**Assignment**: In the listing below, tally the lines that hold "Orders" and report that number by itself.

**Data supplied**:
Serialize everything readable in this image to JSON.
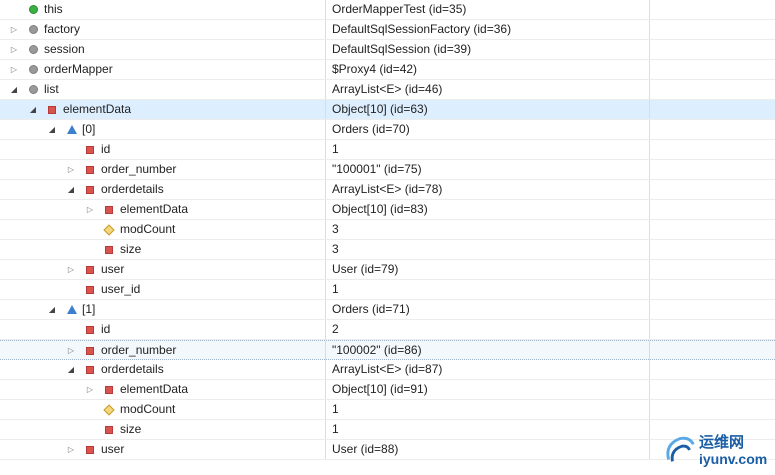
{
  "rows": [
    {
      "name": "this",
      "value": "OrderMapperTest  (id=35)",
      "depth": 0,
      "toggle": "none",
      "icon": "green"
    },
    {
      "name": "factory",
      "value": "DefaultSqlSessionFactory  (id=36)",
      "depth": 0,
      "toggle": "collapsed",
      "icon": "gray"
    },
    {
      "name": "session",
      "value": "DefaultSqlSession  (id=39)",
      "depth": 0,
      "toggle": "collapsed",
      "icon": "gray"
    },
    {
      "name": "orderMapper",
      "value": "$Proxy4  (id=42)",
      "depth": 0,
      "toggle": "collapsed",
      "icon": "gray"
    },
    {
      "name": "list",
      "value": "ArrayList<E>  (id=46)",
      "depth": 0,
      "toggle": "expanded",
      "icon": "gray"
    },
    {
      "name": "elementData",
      "value": "Object[10]  (id=63)",
      "depth": 1,
      "toggle": "expanded",
      "icon": "red",
      "selected": true
    },
    {
      "name": "[0]",
      "value": "Orders  (id=70)",
      "depth": 2,
      "toggle": "expanded",
      "icon": "triangle"
    },
    {
      "name": "id",
      "value": "1",
      "depth": 3,
      "toggle": "none",
      "icon": "red"
    },
    {
      "name": "order_number",
      "value": "\"100001\" (id=75)",
      "depth": 3,
      "toggle": "collapsed",
      "icon": "red"
    },
    {
      "name": "orderdetails",
      "value": "ArrayList<E>  (id=78)",
      "depth": 3,
      "toggle": "expanded",
      "icon": "red"
    },
    {
      "name": "elementData",
      "value": "Object[10]  (id=83)",
      "depth": 4,
      "toggle": "collapsed",
      "icon": "red"
    },
    {
      "name": "modCount",
      "value": "3",
      "depth": 4,
      "toggle": "none",
      "icon": "diamond"
    },
    {
      "name": "size",
      "value": "3",
      "depth": 4,
      "toggle": "none",
      "icon": "red"
    },
    {
      "name": "user",
      "value": "User  (id=79)",
      "depth": 3,
      "toggle": "collapsed",
      "icon": "red"
    },
    {
      "name": "user_id",
      "value": "1",
      "depth": 3,
      "toggle": "none",
      "icon": "red"
    },
    {
      "name": "[1]",
      "value": "Orders  (id=71)",
      "depth": 2,
      "toggle": "expanded",
      "icon": "triangle"
    },
    {
      "name": "id",
      "value": "2",
      "depth": 3,
      "toggle": "none",
      "icon": "red"
    },
    {
      "name": "order_number",
      "value": "\"100002\" (id=86)",
      "depth": 3,
      "toggle": "collapsed",
      "icon": "red",
      "highlight": true
    },
    {
      "name": "orderdetails",
      "value": "ArrayList<E>  (id=87)",
      "depth": 3,
      "toggle": "expanded",
      "icon": "red"
    },
    {
      "name": "elementData",
      "value": "Object[10]  (id=91)",
      "depth": 4,
      "toggle": "collapsed",
      "icon": "red"
    },
    {
      "name": "modCount",
      "value": "1",
      "depth": 4,
      "toggle": "none",
      "icon": "diamond"
    },
    {
      "name": "size",
      "value": "1",
      "depth": 4,
      "toggle": "none",
      "icon": "red"
    },
    {
      "name": "user",
      "value": "User  (id=88)",
      "depth": 3,
      "toggle": "collapsed",
      "icon": "red"
    }
  ],
  "watermark": {
    "title": "运维网",
    "subtitle": "iyunv.com"
  }
}
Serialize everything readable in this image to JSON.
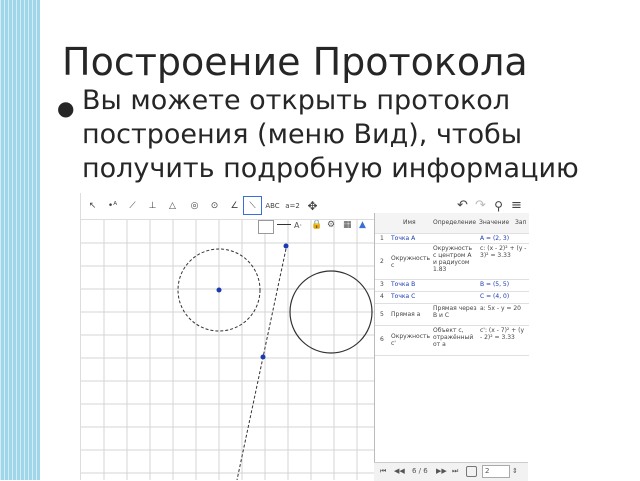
{
  "slide": {
    "title": "Построение Протокола",
    "bullet": "Вы можете открыть протокол построения (меню Вид), чтобы получить подробную информацию"
  },
  "toolbar": {
    "text_tool_label": "ABC",
    "slider_tool_label": "a=2"
  },
  "graphics": {
    "style_label": "A·"
  },
  "protocol": {
    "headers": [
      "Имя",
      "Определение",
      "Значение",
      "Зап"
    ],
    "rows": [
      {
        "num": "1",
        "name": "Точка A",
        "def": "",
        "value": "A = (2, 3)"
      },
      {
        "num": "2",
        "name": "Окружность c",
        "def": "Окружность с центром A и радиусом 1.83",
        "value": "c: (x - 2)² + (y - 3)² = 3.33"
      },
      {
        "num": "3",
        "name": "Точка B",
        "def": "",
        "value": "B = (5, 5)"
      },
      {
        "num": "4",
        "name": "Точка C",
        "def": "",
        "value": "C = (4, 0)"
      },
      {
        "num": "5",
        "name": "Прямая a",
        "def": "Прямая через B и C",
        "value": "a: 5x - y = 20"
      },
      {
        "num": "6",
        "name": "Окружность c'",
        "def": "Объект c, отражённый от a",
        "value": "c': (x - 7)² + (y - 2)² = 3.33"
      }
    ]
  },
  "navbar": {
    "page": "6 / 6",
    "speed": "2"
  }
}
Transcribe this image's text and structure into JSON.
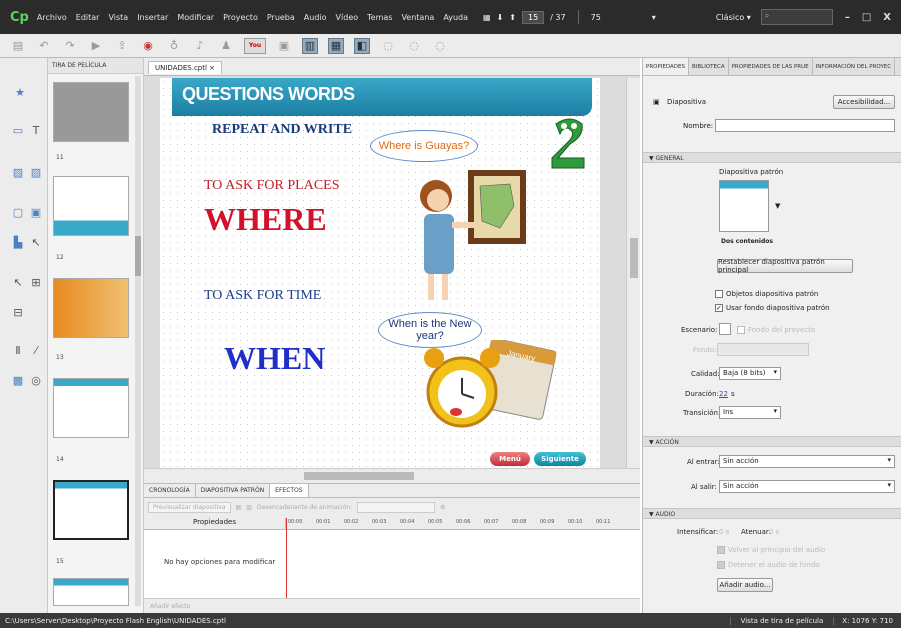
{
  "menubar": {
    "logo": "Cp",
    "items": [
      "Archivo",
      "Editar",
      "Vista",
      "Insertar",
      "Modificar",
      "Proyecto",
      "Prueba",
      "Audio",
      "Vídeo",
      "Temas",
      "Ventana",
      "Ayuda"
    ],
    "current_slide": "15",
    "total_slides": "/ 37",
    "zoom": "75",
    "workspace": "Clásico",
    "window_controls": [
      "–",
      "□",
      "X"
    ]
  },
  "filmstrip": {
    "tab": "TIRA DE PELÍCULA",
    "slide_numbers": [
      "11",
      "12",
      "13",
      "14",
      "15"
    ]
  },
  "document": {
    "tab_label": "UNIDADES.cptl ×"
  },
  "slide": {
    "banner": "QUESTIONS WORDS",
    "repeat": "REPEAT AND WRITE",
    "places": "TO ASK FOR PLACES",
    "where": "WHERE",
    "time": "TO ASK FOR TIME",
    "when": "WHEN",
    "bubble1": "Where is Guayas?",
    "bubble2": "When is the New year?",
    "calendar": "January",
    "menu_btn": "Menú",
    "next_btn": "Siguiente"
  },
  "timeline": {
    "tabs": [
      "CRONOLOGÍA",
      "DIAPOSITIVA PATRÓN",
      "EFECTOS"
    ],
    "preview": "Previsualizar diapositiva",
    "anim_label": "Desencadenante de animación:",
    "props_header": "Propiedades",
    "ruler": [
      "00:00",
      "00:01",
      "00:02",
      "00:03",
      "00:04",
      "00:05",
      "00:06",
      "00:07",
      "00:08",
      "00:09",
      "00:10",
      "00:11"
    ],
    "no_options": "No hay opciones para modificar",
    "add_effect": "Añadir efecto"
  },
  "properties": {
    "tabs": [
      "PROPIEDADES",
      "BIBLIOTECA",
      "PROPIEDADES DE LAS PRUE",
      "INFORMACIÓN DEL PROYEC"
    ],
    "object": "Diapositiva",
    "accessibility_btn": "Accesibilidad...",
    "name_label": "Nombre:",
    "name_value": "",
    "general": "GENERAL",
    "master_label": "Diapositiva patrón",
    "master_name": "Dos contenidos",
    "reset_btn": "Restablecer diapositiva patrón principal",
    "chk_objects": "Objetos diapositiva patrón",
    "chk_background": "Usar fondo diapositiva patrón",
    "stage_label": "Escenario:",
    "project_bg": "Fondo del proyecto",
    "bg_label": "Fondo:",
    "quality_label": "Calidad:",
    "quality_value": "Baja (8 bits)",
    "duration_label": "Duración:",
    "duration_value": "22",
    "duration_unit": "s",
    "transition_label": "Transición:",
    "transition_value": "Ins",
    "action": "ACCIÓN",
    "on_enter_label": "Al entrar:",
    "on_enter_value": "Sin acción",
    "on_exit_label": "Al salir:",
    "on_exit_value": "Sin acción",
    "audio": "AUDIO",
    "fade_in": "Intensificar:",
    "fade_in_val": "0 s",
    "fade_out": "Atenuar:",
    "fade_out_val": "0 s",
    "chk_loop": "Volver al principio del audio",
    "chk_stop": "Detener el audio de fondo",
    "add_audio_btn": "Añadir audio..."
  },
  "statusbar": {
    "path": "C:\\Users\\Server\\Desktop\\Proyecto Flash English\\UNIDADES.cptl",
    "view": "Vista de tira de película",
    "coords": "X: 1076 Y: 710"
  }
}
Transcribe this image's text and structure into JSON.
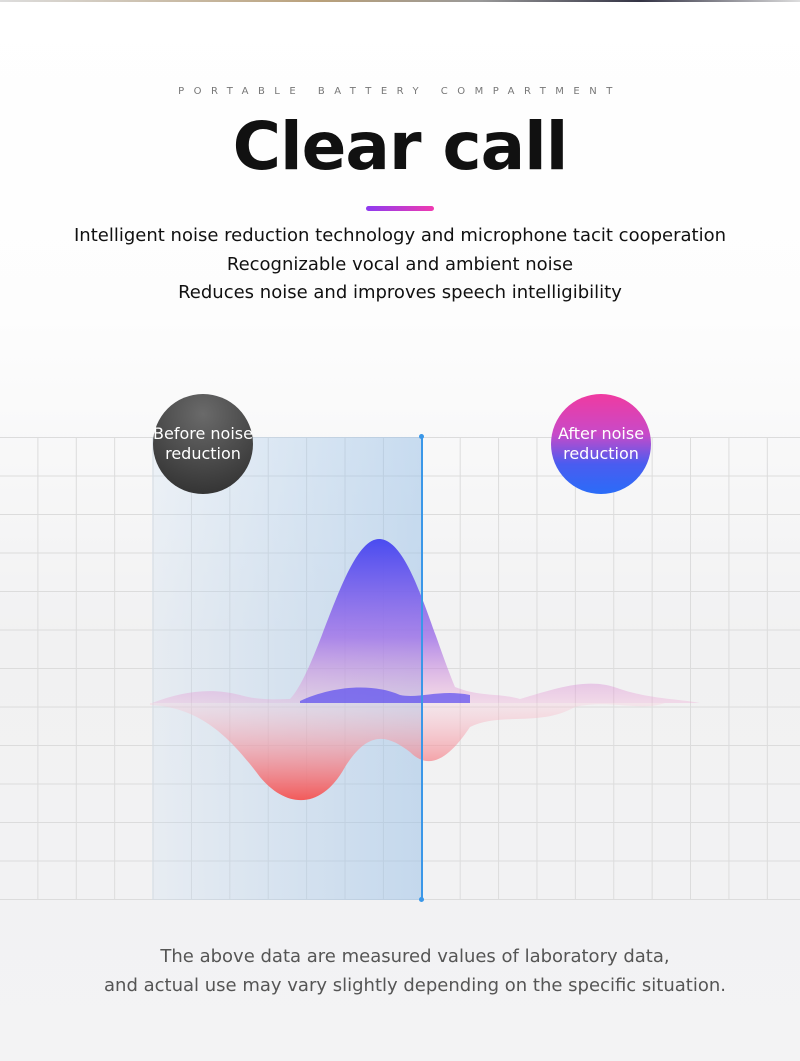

**Reply**: 2